• **Task objective**:
The records below must be copied in full; omit the images.

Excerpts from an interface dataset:
○ ○ ○
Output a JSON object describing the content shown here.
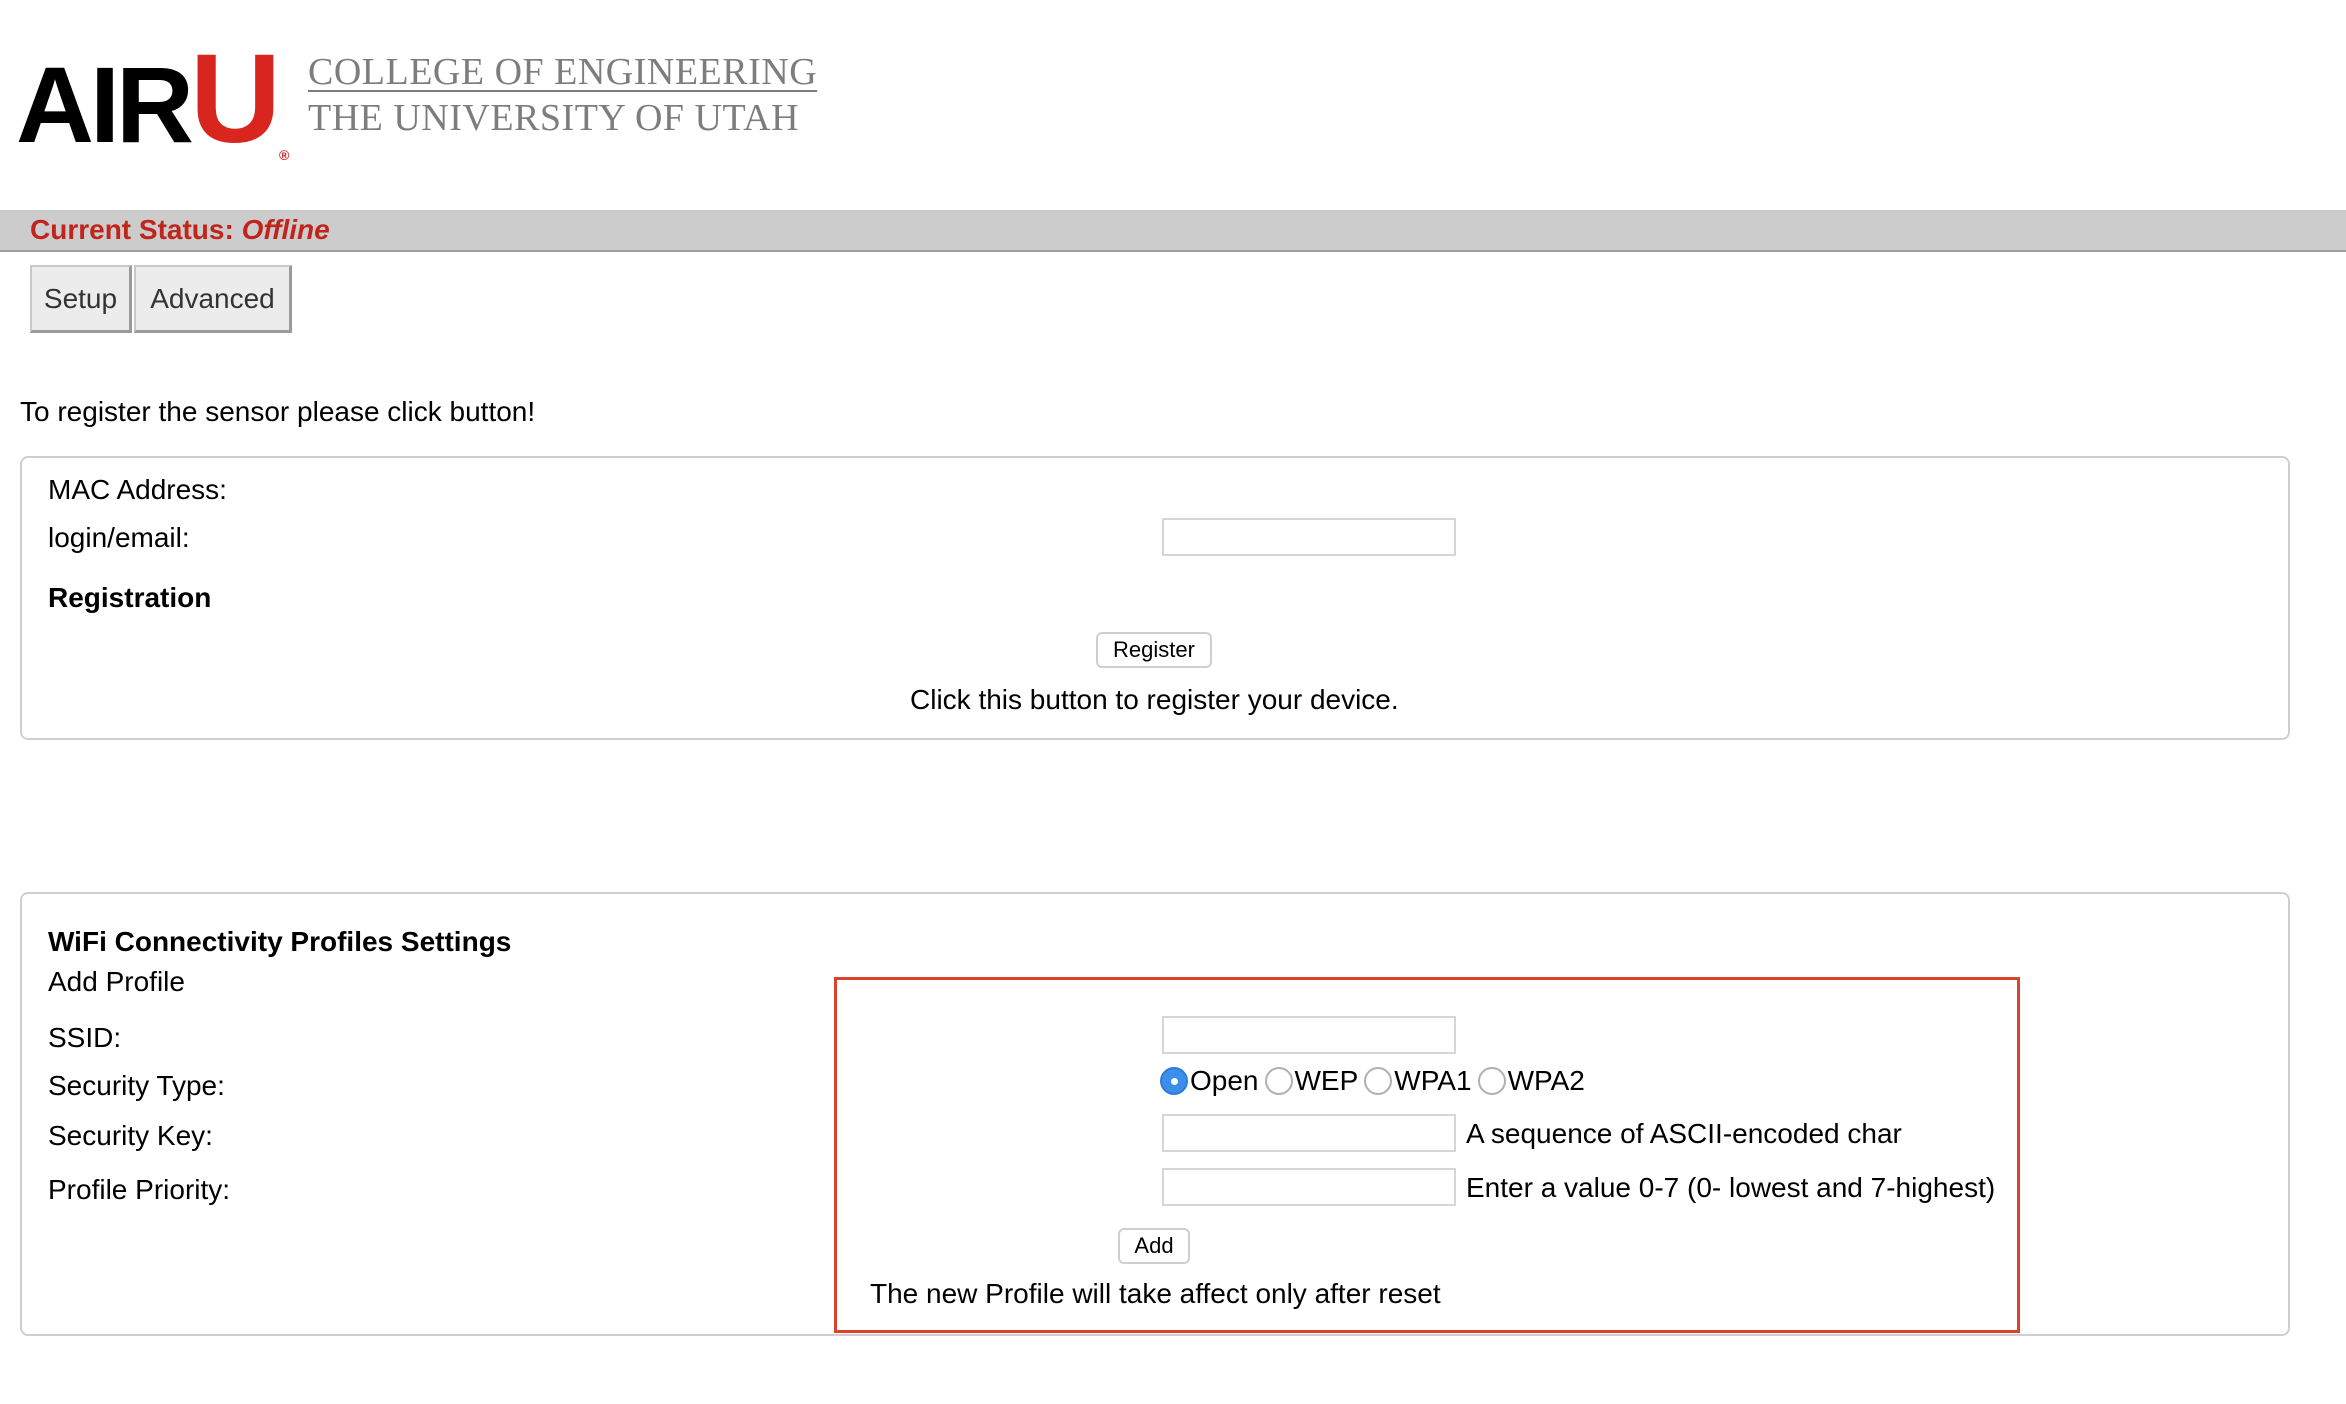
{
  "logo": {
    "mark_text": "AIR",
    "mark_u": "U",
    "registered": "®",
    "line1": "COLLEGE OF ENGINEERING",
    "line2": "THE UNIVERSITY OF UTAH",
    "accent_color": "#d8261f"
  },
  "status": {
    "label": "Current Status: ",
    "value": "Offline",
    "color": "#c1241b"
  },
  "tabs": [
    {
      "label": "Setup"
    },
    {
      "label": "Advanced"
    }
  ],
  "intro": "To register the sensor please click button!",
  "registration_panel": {
    "mac_label": "MAC Address:",
    "login_label": "login/email:",
    "login_value": "",
    "heading": "Registration",
    "register_button": "Register",
    "hint": "Click this button to register your device."
  },
  "wifi_panel": {
    "heading": "WiFi Connectivity Profiles Settings",
    "subheading": "Add Profile",
    "ssid_label": "SSID:",
    "ssid_value": "",
    "security_type_label": "Security Type:",
    "security_options": [
      {
        "label": "Open",
        "checked": true
      },
      {
        "label": "WEP",
        "checked": false
      },
      {
        "label": "WPA1",
        "checked": false
      },
      {
        "label": "WPA2",
        "checked": false
      }
    ],
    "security_key_label": "Security Key:",
    "security_key_value": "",
    "security_key_hint": "A sequence of ASCII-encoded char",
    "priority_label": "Profile Priority:",
    "priority_value": "",
    "priority_hint": "Enter a value 0-7 (0- lowest and 7-highest)",
    "add_button": "Add",
    "note": "The new Profile will take affect only after reset",
    "highlight_color": "#d9432b"
  }
}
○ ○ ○
• **Answer for this exercise**:
Output a JSON object describing the content shown here.
{
  "logo": {
    "mark_text": "AIR",
    "mark_u": "U",
    "registered": "®",
    "line1": "COLLEGE OF ENGINEERING",
    "line2": "THE UNIVERSITY OF UTAH",
    "accent_color": "#d8261f"
  },
  "status": {
    "label": "Current Status: ",
    "value": "Offline",
    "color": "#c1241b"
  },
  "tabs": [
    {
      "label": "Setup"
    },
    {
      "label": "Advanced"
    }
  ],
  "intro": "To register the sensor please click button!",
  "registration_panel": {
    "mac_label": "MAC Address:",
    "login_label": "login/email:",
    "login_value": "",
    "heading": "Registration",
    "register_button": "Register",
    "hint": "Click this button to register your device."
  },
  "wifi_panel": {
    "heading": "WiFi Connectivity Profiles Settings",
    "subheading": "Add Profile",
    "ssid_label": "SSID:",
    "ssid_value": "",
    "security_type_label": "Security Type:",
    "security_options": [
      {
        "label": "Open",
        "checked": true
      },
      {
        "label": "WEP",
        "checked": false
      },
      {
        "label": "WPA1",
        "checked": false
      },
      {
        "label": "WPA2",
        "checked": false
      }
    ],
    "security_key_label": "Security Key:",
    "security_key_value": "",
    "security_key_hint": "A sequence of ASCII-encoded char",
    "priority_label": "Profile Priority:",
    "priority_value": "",
    "priority_hint": "Enter a value 0-7 (0- lowest and 7-highest)",
    "add_button": "Add",
    "note": "The new Profile will take affect only after reset",
    "highlight_color": "#d9432b"
  }
}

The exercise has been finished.